Some time ago, an atheist friend of mine brought this blog post to my attention, and asked for my opinion.
Part of my answer was that I agree with her about the issue of “real” Christians. I recognise the problem; there are people who identify as Christian, who understand that so differently from the way that I do, that I feel all that we have in common is being alive, and probably some DNA from an ancestor a million years ago. I’d love to be able to say, they’re not real Christians.
But I don’t think I can, partly because of my own history. If I were today to meet the Christian I was even ten years ago, I probably would want to say she wasn’t a “real” Christian. But I have come to see that Christianity is a journey, it involves change in a person, and if someone is in a different place to me, it doesn’t make them any less authentically engaged in that process of change. It does mean that I run the risk of a slightly different mental conceit; instead of “those” people not being “real” Christians, it’s easy for me to tell myself they are “immature” Christians, and to feel that I myself am more mature and superior. I need to watch that; however much I might suspect that is the case, I also need to remember that I can’t set the agenda for someone else’s development and expect it to follow the path of my own. The wind blows where it chooses, and all that.

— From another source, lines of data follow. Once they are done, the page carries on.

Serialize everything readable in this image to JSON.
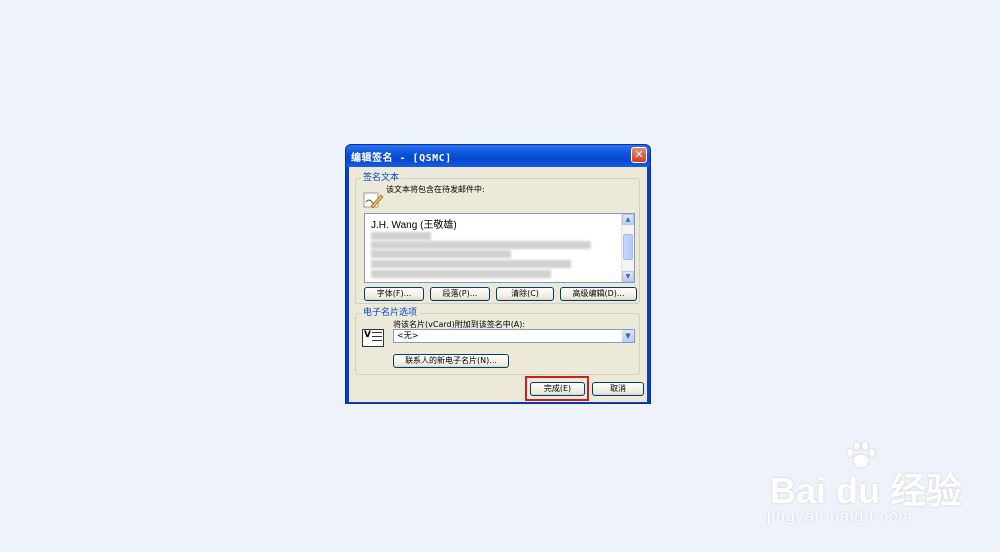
{
  "dialog": {
    "title": "编辑签名 - [QSMC]",
    "close_label": "✕"
  },
  "signature_group": {
    "title": "签名文本",
    "description": "该文本将包含在待发邮件中:",
    "first_line": "J.H. Wang (王敬雄)",
    "buttons": {
      "font": "字体(F)...",
      "paragraph": "段落(P)...",
      "clear": "清除(C)",
      "advanced": "高级编辑(D)..."
    }
  },
  "vcard_group": {
    "title": "电子名片选项",
    "attach_label": "将该名片(vCard)附加到该签名中(A):",
    "selected_value": "<无>",
    "new_card_button": "联系人的新电子名片(N)..."
  },
  "footer": {
    "ok_label": "完成(E)",
    "cancel_label": "取消"
  },
  "colors": {
    "highlight": "#c8221c",
    "group_title": "#0046d5"
  },
  "watermark": {
    "brand": "Bai du 经验",
    "sub": "jingyan.baidu.com"
  }
}
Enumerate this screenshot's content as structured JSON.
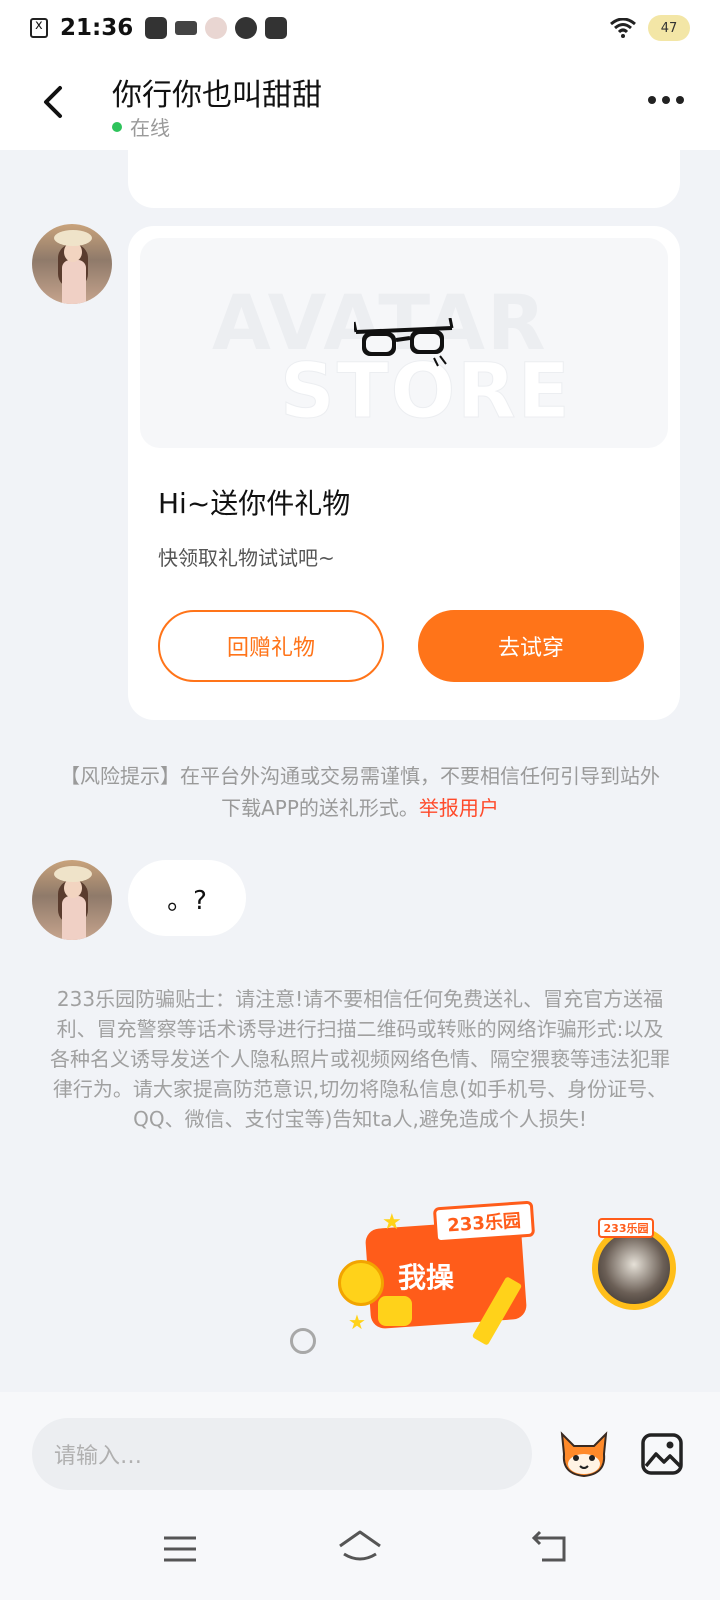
{
  "status_bar": {
    "time": "21:36",
    "battery": "47",
    "icons": [
      "sim-off-icon",
      "app-icon",
      "vivo-icon",
      "avatar-app-icon",
      "sync-icon",
      "link-icon",
      "wifi-icon",
      "battery-icon"
    ]
  },
  "header": {
    "title": "你行你也叫甜甜",
    "status": "在线",
    "back_icon": "chevron-left-icon",
    "more_icon": "more-dots-icon"
  },
  "gift_card": {
    "banner_line1": "AVATAR",
    "banner_line2": "STORE",
    "item_icon": "glasses-icon",
    "title": "Hi~送你件礼物",
    "subtitle": "快领取礼物试试吧~",
    "return_gift_label": "回赠礼物",
    "try_on_label": "去试穿"
  },
  "risk_notice": {
    "text": "【风险提示】在平台外沟通或交易需谨慎，不要相信任何引导到站外下载APP的送礼形式。",
    "link": "举报用户"
  },
  "message": {
    "text": "。?"
  },
  "fraud_notice": {
    "text": "233乐园防骗贴士：请注意!请不要相信任何免费送礼、冒充官方送福利、冒充警察等话术诱导进行扫描二维码或转账的网络诈骗形式:以及各种名义诱导发送个人隐私照片或视频网络色情、隔空猥亵等违法犯罪律行为。请大家提高防范意识,切勿将隐私信息(如手机号、身份证号、QQ、微信、支付宝等)告知ta人,避免造成个人损失!"
  },
  "sticker": {
    "brand": "233乐园",
    "text": "我操"
  },
  "my_avatar": {
    "tag": "233乐园"
  },
  "input": {
    "placeholder": "请输入…"
  },
  "colors": {
    "accent": "#ff7419",
    "online": "#2ec35b",
    "link_red": "#ff4a2a",
    "background": "#f1f3f7"
  }
}
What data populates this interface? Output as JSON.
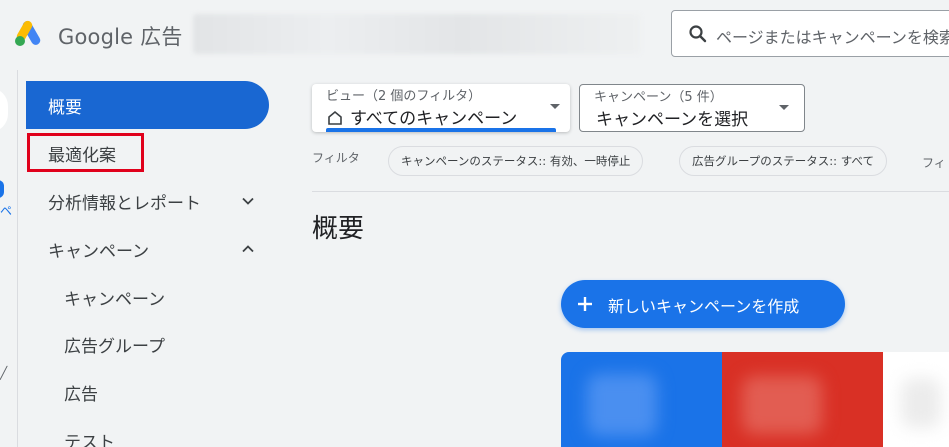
{
  "header": {
    "logo_text": "Google 広告",
    "search_placeholder": "ページまたはキャンペーンを検索"
  },
  "nav": {
    "items": [
      {
        "label": "概要",
        "active": true
      },
      {
        "label": "最適化案"
      },
      {
        "label": "分析情報とレポート",
        "expanded": false
      },
      {
        "label": "キャンペーン",
        "expanded": true
      },
      {
        "label": "キャンペーン"
      },
      {
        "label": "広告グループ"
      },
      {
        "label": "広告"
      },
      {
        "label": "テスト"
      }
    ],
    "rail_label": "ペ"
  },
  "filters": {
    "view_label": "ビュー（2 個のフィルタ）",
    "view_value": "すべてのキャンペーン",
    "campaign_label": "キャンペーン（5 件）",
    "campaign_value": "キャンペーンを選択",
    "filter_label": "フィルタ",
    "chips": [
      "キャンペーンのステータス:: 有効、一時停止",
      "広告グループのステータス:: すべて"
    ],
    "more": "フィ"
  },
  "main": {
    "title": "概要",
    "create_button": "新しいキャンペーンを作成"
  },
  "colors": {
    "accent": "#1a73e8",
    "active_nav": "#1967d2",
    "highlight": "#e0001b",
    "promo_red": "#d93025"
  }
}
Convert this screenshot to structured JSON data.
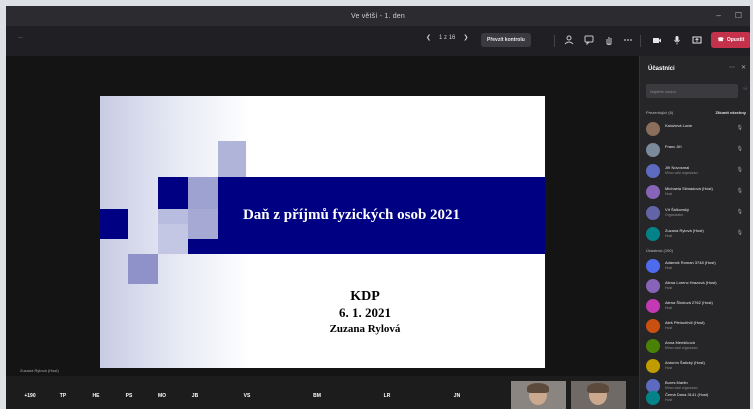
{
  "window": {
    "title": "Ve větší - 1. den",
    "controls": [
      "–",
      "☐"
    ]
  },
  "toolbar": {
    "timer": "—",
    "pager": {
      "prev": "❮",
      "label": "1 z 16",
      "next": "❯"
    },
    "control_btn": "Převzít kontrolu",
    "leave_btn": "Opustit",
    "icons": [
      "people-icon",
      "chat-icon",
      "hand-icon",
      "more-icon",
      "camera-icon",
      "mic-icon",
      "share-icon"
    ]
  },
  "slide": {
    "title": "Daň z příjmů fyzických osob 2021",
    "line1": "KDP",
    "line2": "6. 1. 2021",
    "line3": "Zuzana Rylová"
  },
  "presenter_label": "Zuzana Rylová (Host)",
  "bottom_avatars": [
    {
      "initials": "+190",
      "color": "#5b6cbe"
    },
    {
      "initials": "TP",
      "color": "#6264a7"
    },
    {
      "initials": "HE",
      "color": "#8a8a8a"
    },
    {
      "initials": "PS",
      "color": "#d13438"
    },
    {
      "initials": "MO",
      "color": "#c239b3"
    },
    {
      "initials": "JB",
      "color": "#e3008c"
    },
    {
      "initials": "VS",
      "color": "#c4314b"
    },
    {
      "initials": "BM",
      "color": "#4f6bed"
    },
    {
      "initials": "LR",
      "color": "#ca5010"
    },
    {
      "initials": "JN",
      "color": "#5c6bc0"
    }
  ],
  "panel": {
    "title": "Účastníci",
    "search_placeholder": "Najděte osobu",
    "presenters_label": "Prezentující (6)",
    "mute_all": "Ztlumit všechny",
    "presenters": [
      {
        "name": "Kalužová Lucie",
        "role": "",
        "initials": "KL",
        "color": "#8a6d5a"
      },
      {
        "name": "Franc Jiří",
        "role": "",
        "initials": "FJ",
        "color": "#7a8a9a"
      },
      {
        "name": "Jiří Novosmal",
        "role": "Mimo vaši organizaci",
        "initials": "JN",
        "color": "#5c6bc0"
      },
      {
        "name": "Michaela Slimadová (Host)",
        "role": "Host",
        "initials": "MS",
        "color": "#8764b8"
      },
      {
        "name": "Vít Šálkovský",
        "role": "Organizátor",
        "initials": "VŠ",
        "color": "#6264a7"
      },
      {
        "name": "Zuzana Rylová (Host)",
        "role": "Host",
        "initials": "ZR",
        "color": "#038387"
      }
    ],
    "attendees_label": "Účastníci (190)",
    "attendees": [
      {
        "name": "Adámek Roman 3748 (Host)",
        "role": "Host",
        "initials": "AR",
        "color": "#4f6bed"
      },
      {
        "name": "Alena Lorenc Hrazová (Host)",
        "role": "Host",
        "initials": "AL",
        "color": "#8764b8"
      },
      {
        "name": "Alena Šindová 2762 (Host)",
        "role": "Host",
        "initials": "AŠ",
        "color": "#c239b3"
      },
      {
        "name": "Aleš Pfeinchhöl (Host)",
        "role": "Host",
        "initials": "AP",
        "color": "#ca5010"
      },
      {
        "name": "Anna Menšíková",
        "role": "Mimo vaši organizaci",
        "initials": "AM",
        "color": "#498205"
      },
      {
        "name": "Antonín Šatický (Host)",
        "role": "Host",
        "initials": "AŠ",
        "color": "#c19c00"
      },
      {
        "name": "Bures Martin",
        "role": "Mimo vaši organizaci",
        "initials": "BM",
        "color": "#5c6bc0"
      },
      {
        "name": "Čemá Dana 3141 (Host)",
        "role": "Host",
        "initials": "ČD",
        "color": "#038387"
      }
    ]
  }
}
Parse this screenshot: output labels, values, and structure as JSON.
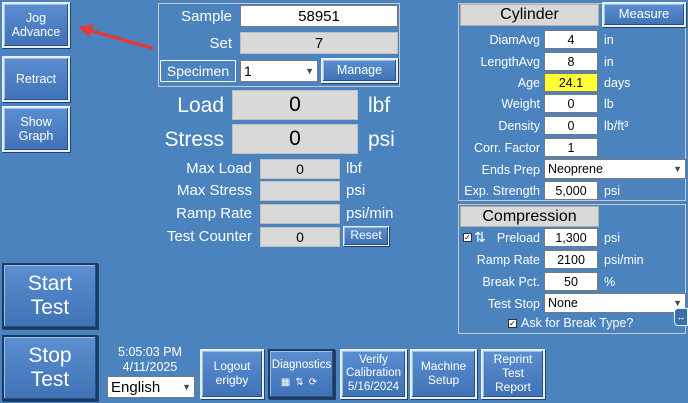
{
  "left": {
    "jog_advance": "Jog Advance",
    "retract": "Retract",
    "show_graph": "Show Graph",
    "start_test": "Start Test",
    "stop_test": "Stop Test"
  },
  "clock": {
    "time": "5:05:03 PM",
    "date": "4/11/2025",
    "language": "English"
  },
  "sample": {
    "sample_label": "Sample",
    "sample_value": "58951",
    "set_label": "Set",
    "set_value": "7",
    "specimen_label": "Specimen",
    "specimen_value": "1",
    "manage_label": "Manage"
  },
  "readouts": {
    "load_label": "Load",
    "load_value": "0",
    "load_unit": "lbf",
    "stress_label": "Stress",
    "stress_value": "0",
    "stress_unit": "psi",
    "max_load_label": "Max Load",
    "max_load_value": "0",
    "max_load_unit": "lbf",
    "max_stress_label": "Max Stress",
    "max_stress_value": "",
    "max_stress_unit": "psi",
    "ramp_rate_label": "Ramp Rate",
    "ramp_rate_value": "",
    "ramp_rate_unit": "psi/min",
    "test_counter_label": "Test Counter",
    "test_counter_value": "0",
    "reset_label": "Reset"
  },
  "cylinder": {
    "title": "Cylinder",
    "measure_label": "Measure",
    "diam_label": "DiamAvg",
    "diam_value": "4",
    "diam_unit": "in",
    "length_label": "LengthAvg",
    "length_value": "8",
    "length_unit": "in",
    "age_label": "Age",
    "age_value": "24.1",
    "age_unit": "days",
    "weight_label": "Weight",
    "weight_value": "0",
    "weight_unit": "lb",
    "density_label": "Density",
    "density_value": "0",
    "density_unit": "lb/ft³",
    "corr_label": "Corr. Factor",
    "corr_value": "1",
    "ends_label": "Ends Prep",
    "ends_value": "Neoprene",
    "exp_label": "Exp. Strength",
    "exp_value": "5,000",
    "exp_unit": "psi"
  },
  "compression": {
    "title": "Compression",
    "preload_label": "Preload",
    "preload_value": "1,300",
    "preload_unit": "psi",
    "ramp_label": "Ramp Rate",
    "ramp_value": "2100",
    "ramp_unit": "psi/min",
    "break_label": "Break Pct.",
    "break_value": "50",
    "break_unit": "%",
    "stop_label": "Test Stop",
    "stop_value": "None",
    "ask_label": "Ask for Break Type?"
  },
  "bottom": {
    "logout": "Logout",
    "user": "erigby",
    "diagnostics": "Diagnostics",
    "verify": "Verify",
    "calibration": "Calibration",
    "cal_date": "5/16/2024",
    "machine": "Machine",
    "setup": "Setup",
    "reprint": "Reprint",
    "test": "Test",
    "report": "Report"
  },
  "colors": {
    "background": "#4a83bd",
    "annotation_arrow": "#e23b3b",
    "age_highlight": "#ffff33"
  }
}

More than that, I don’t think that we can dissociate entirely from the “bad Christianity;” not because I myself am likely to run an inquisition, or a genocide – let’s face it, I’m squeamish like that – but because it is really important that I and every other Christian engage seriously with our own fears, our own pride, our own will to power; all the things which are behind the inquisitions, genocides, and the polite modern suburban hells which we create in our own homes and cities, when we fail to love our children, our siblings, or those otherwise closest to us because they are gay, or mentally ill, or defy us, or whatever other reason we think justifies our behaviour. I need the inquisition and the genocide to remind me to be gentle with the friend who is afraid to come out to me, or whose depression exasperates me, or whatever else. As one person I heard put it, “The line between good and evil runs through the middle of each person’s heart.” I can’t externalise evil, scapegoat it, or project it elsewhere with any integrity, and if I try, I’m only going to end up in a very unhealthy state, and deceiving no one but myself. (That is, perhaps, a more modern way of articulating a sense of sin).
It does frustrate me, however, that in dealing with the complex spectrum which is Christianity, its would-be opponents collapse all Christianity into its worst examples. How can I have a reasonable discussion about who I am, and what I’m about as a person, when I’m being labelled as a willing collaborator in pedophilia, homophobia, misogyny, genocide, etc, etc? Those things happen; they mostly leave me as appalled and angry as any outsider, and it’s not that I want kudos for being “better” than that; but I want to be recognised as someone who is committed to being better than that. The idea that some of us might actually want to see – and bring about – transformationfrom within doesn’t seem to occur to anyone.
However, I think it’s also true that Christians such as those belonging to Westboro Baptist Church are going to be in the forefront of the media and people’s minds not least because they’re active. I might loathe what they do, but they’re out there, doing. And as long as the sort of Christians who think that “real” Christianity is different to that are quiet, passive, focussed inwardly on the individual life of faith, or the social life of the church, rather than vocal and active and actually making a difference in the world in the way which seems right to us, we can hardly complain when our sort of Christianity is overlooked and we’re lumped in with the nutcases and the fringe groups. Hence, the title of this post: will the real Christians please stand up?